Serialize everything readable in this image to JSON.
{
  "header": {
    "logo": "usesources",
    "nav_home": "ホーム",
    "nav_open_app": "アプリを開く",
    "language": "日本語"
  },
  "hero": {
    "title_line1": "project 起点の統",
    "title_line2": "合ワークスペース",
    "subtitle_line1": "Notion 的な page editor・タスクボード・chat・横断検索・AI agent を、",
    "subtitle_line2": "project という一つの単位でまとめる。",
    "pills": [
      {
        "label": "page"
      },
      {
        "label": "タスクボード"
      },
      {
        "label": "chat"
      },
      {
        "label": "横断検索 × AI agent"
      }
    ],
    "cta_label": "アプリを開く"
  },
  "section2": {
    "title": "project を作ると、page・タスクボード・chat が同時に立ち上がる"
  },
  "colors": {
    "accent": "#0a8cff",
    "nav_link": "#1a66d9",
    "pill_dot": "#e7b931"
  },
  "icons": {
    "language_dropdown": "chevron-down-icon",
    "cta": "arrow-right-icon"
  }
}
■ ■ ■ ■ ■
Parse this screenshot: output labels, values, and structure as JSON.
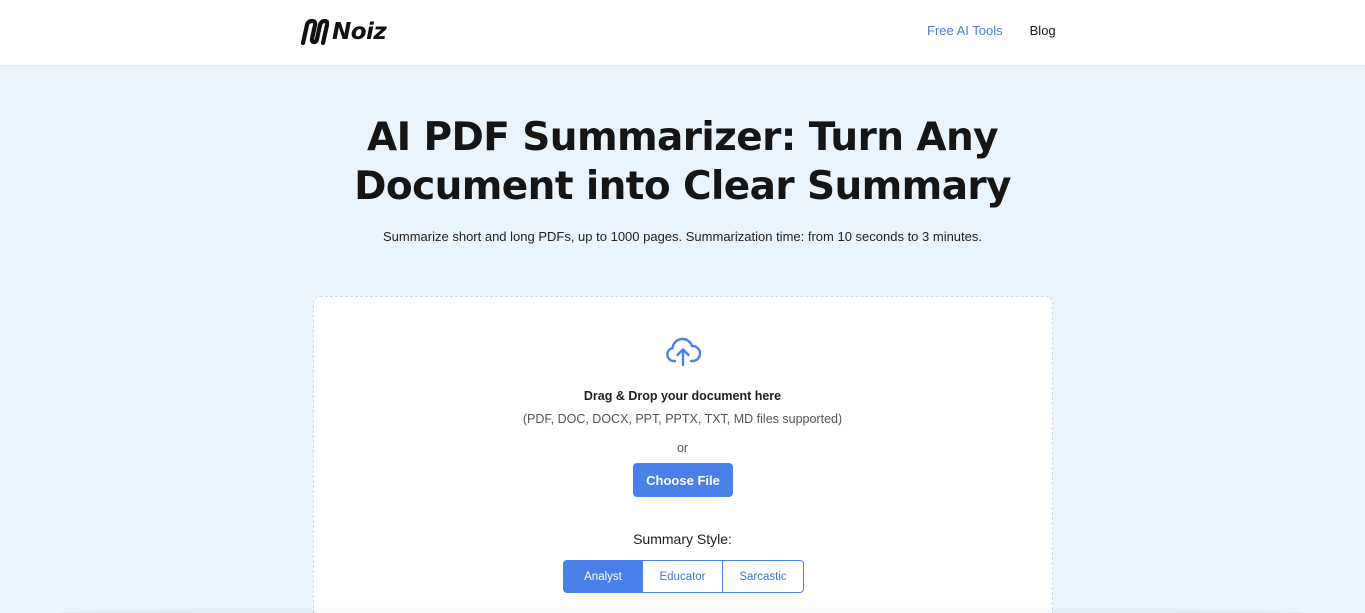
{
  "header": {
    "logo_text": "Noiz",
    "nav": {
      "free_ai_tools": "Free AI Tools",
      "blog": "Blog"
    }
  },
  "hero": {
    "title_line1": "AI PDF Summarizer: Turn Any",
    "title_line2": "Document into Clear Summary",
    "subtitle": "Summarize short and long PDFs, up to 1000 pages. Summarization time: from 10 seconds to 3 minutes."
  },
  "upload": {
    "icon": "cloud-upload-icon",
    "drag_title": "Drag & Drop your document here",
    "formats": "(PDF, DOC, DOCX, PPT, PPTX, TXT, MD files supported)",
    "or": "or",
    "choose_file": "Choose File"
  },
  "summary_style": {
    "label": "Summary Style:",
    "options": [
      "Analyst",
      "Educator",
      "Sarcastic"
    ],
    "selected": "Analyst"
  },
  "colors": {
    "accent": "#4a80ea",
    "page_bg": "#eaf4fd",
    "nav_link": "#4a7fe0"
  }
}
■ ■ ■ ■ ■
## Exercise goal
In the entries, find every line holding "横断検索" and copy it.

## The answer
    "subtitle_line1": "Notion 的な page editor・タスクボード・chat・横断検索・AI agent を、",
        "label": "横断検索 × AI agent"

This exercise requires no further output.